Exercise directions:
The records are to be reproduced verbatim.

** Data to use follows **

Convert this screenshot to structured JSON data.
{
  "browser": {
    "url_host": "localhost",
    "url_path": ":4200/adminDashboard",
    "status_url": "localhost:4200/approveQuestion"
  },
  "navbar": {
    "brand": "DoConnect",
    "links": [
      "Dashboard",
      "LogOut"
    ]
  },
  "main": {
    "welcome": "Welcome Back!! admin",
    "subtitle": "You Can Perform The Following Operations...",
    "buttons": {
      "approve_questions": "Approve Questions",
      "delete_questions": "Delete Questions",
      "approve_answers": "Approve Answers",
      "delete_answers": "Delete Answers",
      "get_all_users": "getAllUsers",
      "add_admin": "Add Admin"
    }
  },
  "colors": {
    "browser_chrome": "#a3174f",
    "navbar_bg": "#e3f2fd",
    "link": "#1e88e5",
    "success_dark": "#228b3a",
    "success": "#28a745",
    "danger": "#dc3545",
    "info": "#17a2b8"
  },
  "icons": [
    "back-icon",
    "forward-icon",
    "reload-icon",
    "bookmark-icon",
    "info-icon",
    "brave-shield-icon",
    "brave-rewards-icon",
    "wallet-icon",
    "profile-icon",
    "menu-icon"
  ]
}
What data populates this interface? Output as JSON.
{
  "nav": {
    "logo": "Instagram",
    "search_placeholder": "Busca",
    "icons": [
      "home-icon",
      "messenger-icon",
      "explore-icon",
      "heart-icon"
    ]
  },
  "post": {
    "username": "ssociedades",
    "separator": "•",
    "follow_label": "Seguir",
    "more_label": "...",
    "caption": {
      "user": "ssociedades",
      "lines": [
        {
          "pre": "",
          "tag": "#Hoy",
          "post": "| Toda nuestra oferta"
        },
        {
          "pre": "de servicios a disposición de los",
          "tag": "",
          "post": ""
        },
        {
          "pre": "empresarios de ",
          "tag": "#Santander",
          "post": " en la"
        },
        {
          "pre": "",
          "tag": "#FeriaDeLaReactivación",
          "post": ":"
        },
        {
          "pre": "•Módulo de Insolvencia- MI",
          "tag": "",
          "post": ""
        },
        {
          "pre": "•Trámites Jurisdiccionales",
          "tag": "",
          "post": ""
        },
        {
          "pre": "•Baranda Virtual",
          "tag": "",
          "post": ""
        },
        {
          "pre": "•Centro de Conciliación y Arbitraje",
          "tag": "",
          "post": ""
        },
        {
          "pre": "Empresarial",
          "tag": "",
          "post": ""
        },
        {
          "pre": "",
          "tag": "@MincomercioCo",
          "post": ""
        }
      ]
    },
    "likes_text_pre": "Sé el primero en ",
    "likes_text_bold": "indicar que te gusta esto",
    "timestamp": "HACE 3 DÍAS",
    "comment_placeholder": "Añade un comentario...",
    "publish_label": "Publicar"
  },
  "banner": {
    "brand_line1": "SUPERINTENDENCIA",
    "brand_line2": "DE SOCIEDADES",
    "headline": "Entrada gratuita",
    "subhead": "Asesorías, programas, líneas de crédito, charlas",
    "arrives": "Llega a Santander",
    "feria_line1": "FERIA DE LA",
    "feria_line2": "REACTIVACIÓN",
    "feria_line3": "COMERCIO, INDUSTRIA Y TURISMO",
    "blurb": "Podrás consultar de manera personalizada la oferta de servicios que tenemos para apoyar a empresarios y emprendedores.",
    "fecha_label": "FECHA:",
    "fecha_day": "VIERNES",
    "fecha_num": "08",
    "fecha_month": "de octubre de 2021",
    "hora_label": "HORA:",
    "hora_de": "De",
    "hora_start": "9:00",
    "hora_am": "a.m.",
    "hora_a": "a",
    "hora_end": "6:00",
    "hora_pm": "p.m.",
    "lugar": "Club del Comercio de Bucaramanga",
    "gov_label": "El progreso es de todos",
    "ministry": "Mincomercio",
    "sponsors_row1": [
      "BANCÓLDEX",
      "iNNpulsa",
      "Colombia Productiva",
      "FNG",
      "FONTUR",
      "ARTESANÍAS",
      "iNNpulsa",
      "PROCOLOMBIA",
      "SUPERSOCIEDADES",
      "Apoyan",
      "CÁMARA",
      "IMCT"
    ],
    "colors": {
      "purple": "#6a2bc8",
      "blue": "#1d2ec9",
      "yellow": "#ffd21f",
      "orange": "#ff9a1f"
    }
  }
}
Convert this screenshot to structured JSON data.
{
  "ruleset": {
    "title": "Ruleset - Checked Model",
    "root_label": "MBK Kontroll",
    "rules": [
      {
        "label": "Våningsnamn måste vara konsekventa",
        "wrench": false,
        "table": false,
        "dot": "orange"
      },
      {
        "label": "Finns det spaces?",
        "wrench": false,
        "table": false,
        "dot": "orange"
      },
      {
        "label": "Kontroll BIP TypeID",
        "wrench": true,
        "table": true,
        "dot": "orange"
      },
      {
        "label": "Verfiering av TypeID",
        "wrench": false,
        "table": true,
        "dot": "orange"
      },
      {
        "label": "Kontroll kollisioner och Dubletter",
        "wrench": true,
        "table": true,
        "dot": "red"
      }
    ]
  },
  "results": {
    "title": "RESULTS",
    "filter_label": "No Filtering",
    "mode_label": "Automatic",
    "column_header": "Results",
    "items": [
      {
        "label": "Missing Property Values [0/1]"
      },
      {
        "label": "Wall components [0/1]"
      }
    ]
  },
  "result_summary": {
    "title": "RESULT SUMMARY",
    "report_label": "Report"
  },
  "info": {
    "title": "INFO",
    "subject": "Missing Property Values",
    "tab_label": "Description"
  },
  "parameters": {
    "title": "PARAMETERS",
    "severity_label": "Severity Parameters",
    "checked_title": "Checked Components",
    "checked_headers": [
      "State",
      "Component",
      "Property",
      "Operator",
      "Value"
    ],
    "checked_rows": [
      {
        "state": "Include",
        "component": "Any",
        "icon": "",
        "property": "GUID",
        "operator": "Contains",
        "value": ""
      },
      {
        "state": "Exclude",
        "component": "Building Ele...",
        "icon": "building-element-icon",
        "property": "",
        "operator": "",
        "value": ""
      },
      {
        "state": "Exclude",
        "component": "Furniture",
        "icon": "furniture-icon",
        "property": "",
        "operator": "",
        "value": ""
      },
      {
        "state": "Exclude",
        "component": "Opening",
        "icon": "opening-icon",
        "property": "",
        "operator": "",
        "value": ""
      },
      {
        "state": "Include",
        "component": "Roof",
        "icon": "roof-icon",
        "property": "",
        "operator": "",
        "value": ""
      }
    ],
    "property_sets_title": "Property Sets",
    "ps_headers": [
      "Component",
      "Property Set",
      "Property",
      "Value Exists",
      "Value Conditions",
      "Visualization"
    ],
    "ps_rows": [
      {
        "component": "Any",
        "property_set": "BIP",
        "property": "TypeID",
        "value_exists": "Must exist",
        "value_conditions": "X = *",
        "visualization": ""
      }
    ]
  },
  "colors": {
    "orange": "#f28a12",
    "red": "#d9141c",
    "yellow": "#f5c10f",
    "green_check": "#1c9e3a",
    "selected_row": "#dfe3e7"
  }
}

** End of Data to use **

Expected output:
Convert this screenshot to structured JSON data.
{
  "browser": {
    "url_host": "localhost",
    "url_path": ":4200/adminDashboard",
    "status_url": "localhost:4200/approveQuestion"
  },
  "navbar": {
    "brand": "DoConnect",
    "links": [
      "Dashboard",
      "LogOut"
    ]
  },
  "main": {
    "welcome": "Welcome Back!! admin",
    "subtitle": "You Can Perform The Following Operations...",
    "buttons": {
      "approve_questions": "Approve Questions",
      "delete_questions": "Delete Questions",
      "approve_answers": "Approve Answers",
      "delete_answers": "Delete Answers",
      "get_all_users": "getAllUsers",
      "add_admin": "Add Admin"
    }
  },
  "colors": {
    "browser_chrome": "#a3174f",
    "navbar_bg": "#e3f2fd",
    "link": "#1e88e5",
    "success_dark": "#228b3a",
    "success": "#28a745",
    "danger": "#dc3545",
    "info": "#17a2b8"
  },
  "icons": [
    "back-icon",
    "forward-icon",
    "reload-icon",
    "bookmark-icon",
    "info-icon",
    "brave-shield-icon",
    "brave-rewards-icon",
    "wallet-icon",
    "profile-icon",
    "menu-icon"
  ]
}
What data populates this interface? Output as JSON.
{
  "nav": {
    "logo": "Instagram",
    "search_placeholder": "Busca",
    "icons": [
      "home-icon",
      "messenger-icon",
      "explore-icon",
      "heart-icon"
    ]
  },
  "post": {
    "username": "ssociedades",
    "separator": "•",
    "follow_label": "Seguir",
    "more_label": "...",
    "caption": {
      "user": "ssociedades",
      "lines": [
        {
          "pre": "",
          "tag": "#Hoy",
          "post": "| Toda nuestra oferta"
        },
        {
          "pre": "de servicios a disposición de los",
          "tag": "",
          "post": ""
        },
        {
          "pre": "empresarios de ",
          "tag": "#Santander",
          "post": " en la"
        },
        {
          "pre": "",
          "tag": "#FeriaDeLaReactivación",
          "post": ":"
        },
        {
          "pre": "•Módulo de Insolvencia- MI",
          "tag": "",
          "post": ""
        },
        {
          "pre": "•Trámites Jurisdiccionales",
          "tag": "",
          "post": ""
        },
        {
          "pre": "•Baranda Virtual",
          "tag": "",
          "post": ""
        },
        {
          "pre": "•Centro de Conciliación y Arbitraje",
          "tag": "",
          "post": ""
        },
        {
          "pre": "Empresarial",
          "tag": "",
          "post": ""
        },
        {
          "pre": "",
          "tag": "@MincomercioCo",
          "post": ""
        }
      ]
    },
    "likes_text_pre": "Sé el primero en ",
    "likes_text_bold": "indicar que te gusta esto",
    "timestamp": "HACE 3 DÍAS",
    "comment_placeholder": "Añade un comentario...",
    "publish_label": "Publicar"
  },
  "banner": {
    "brand_line1": "SUPERINTENDENCIA",
    "brand_line2": "DE SOCIEDADES",
    "headline": "Entrada gratuita",
    "subhead": "Asesorías, programas, líneas de crédito, charlas",
    "arrives": "Llega a Santander",
    "feria_line1": "FERIA DE LA",
    "feria_line2": "REACTIVACIÓN",
    "feria_line3": "COMERCIO, INDUSTRIA Y TURISMO",
    "blurb": "Podrás consultar de manera personalizada la oferta de servicios que tenemos para apoyar a empresarios y emprendedores.",
    "fecha_label": "FECHA:",
    "fecha_day": "VIERNES",
    "fecha_num": "08",
    "fecha_month": "de octubre de 2021",
    "hora_label": "HORA:",
    "hora_de": "De",
    "hora_start": "9:00",
    "hora_am": "a.m.",
    "hora_a": "a",
    "hora_end": "6:00",
    "hora_pm": "p.m.",
    "lugar": "Club del Comercio de Bucaramanga",
    "gov_label": "El progreso es de todos",
    "ministry": "Mincomercio",
    "sponsors_row1": [
      "BANCÓLDEX",
      "iNNpulsa",
      "Colombia Productiva",
      "FNG",
      "FONTUR",
      "ARTESANÍAS",
      "iNNpulsa",
      "PROCOLOMBIA",
      "SUPERSOCIEDADES",
      "Apoyan",
      "CÁMARA",
      "IMCT"
    ],
    "colors": {
      "purple": "#6a2bc8",
      "blue": "#1d2ec9",
      "yellow": "#ffd21f",
      "orange": "#ff9a1f"
    }
  }
}
Convert this screenshot to structured JSON data.
{
  "ruleset": {
    "title": "Ruleset - Checked Model",
    "root_label": "MBK Kontroll",
    "rules": [
      {
        "label": "Våningsnamn måste vara konsekventa",
        "wrench": false,
        "table": false,
        "dot": "orange"
      },
      {
        "label": "Finns det spaces?",
        "wrench": false,
        "table": false,
        "dot": "orange"
      },
      {
        "label": "Kontroll BIP TypeID",
        "wrench": true,
        "table": true,
        "dot": "orange"
      },
      {
        "label": "Verfiering av TypeID",
        "wrench": false,
        "table": true,
        "dot": "orange"
      },
      {
        "label": "Kontroll kollisioner och Dubletter",
        "wrench": true,
        "table": true,
        "dot": "red"
      }
    ]
  },
  "results": {
    "title": "RESULTS",
    "filter_label": "No Filtering",
    "mode_label": "Automatic",
    "column_header": "Results",
    "items": [
      {
        "label": "Missing Property Values [0/1]"
      },
      {
        "label": "Wall components [0/1]"
      }
    ]
  },
  "result_summary": {
    "title": "RESULT SUMMARY",
    "report_label": "Report"
  },
  "info": {
    "title": "INFO",
    "subject": "Missing Property Values",
    "tab_label": "Description"
  },
  "parameters": {
    "title": "PARAMETERS",
    "severity_label": "Severity Parameters",
    "checked_title": "Checked Components",
    "checked_headers": [
      "State",
      "Component",
      "Property",
      "Operator",
      "Value"
    ],
    "checked_rows": [
      {
        "state": "Include",
        "component": "Any",
        "icon": "",
        "property": "GUID",
        "operator": "Contains",
        "value": ""
      },
      {
        "state": "Exclude",
        "component": "Building Ele...",
        "icon": "building-element-icon",
        "property": "",
        "operator": "",
        "value": ""
      },
      {
        "state": "Exclude",
        "component": "Furniture",
        "icon": "furniture-icon",
        "property": "",
        "operator": "",
        "value": ""
      },
      {
        "state": "Exclude",
        "component": "Opening",
        "icon": "opening-icon",
        "property": "",
        "operator": "",
        "value": ""
      },
      {
        "state": "Include",
        "component": "Roof",
        "icon": "roof-icon",
        "property": "",
        "operator": "",
        "value": ""
      }
    ],
    "property_sets_title": "Property Sets",
    "ps_headers": [
      "Component",
      "Property Set",
      "Property",
      "Value Exists",
      "Value Conditions",
      "Visualization"
    ],
    "ps_rows": [
      {
        "component": "Any",
        "property_set": "BIP",
        "property": "TypeID",
        "value_exists": "Must exist",
        "value_conditions": "X = *",
        "visualization": ""
      }
    ]
  },
  "colors": {
    "orange": "#f28a12",
    "red": "#d9141c",
    "yellow": "#f5c10f",
    "green_check": "#1c9e3a",
    "selected_row": "#dfe3e7"
  }
}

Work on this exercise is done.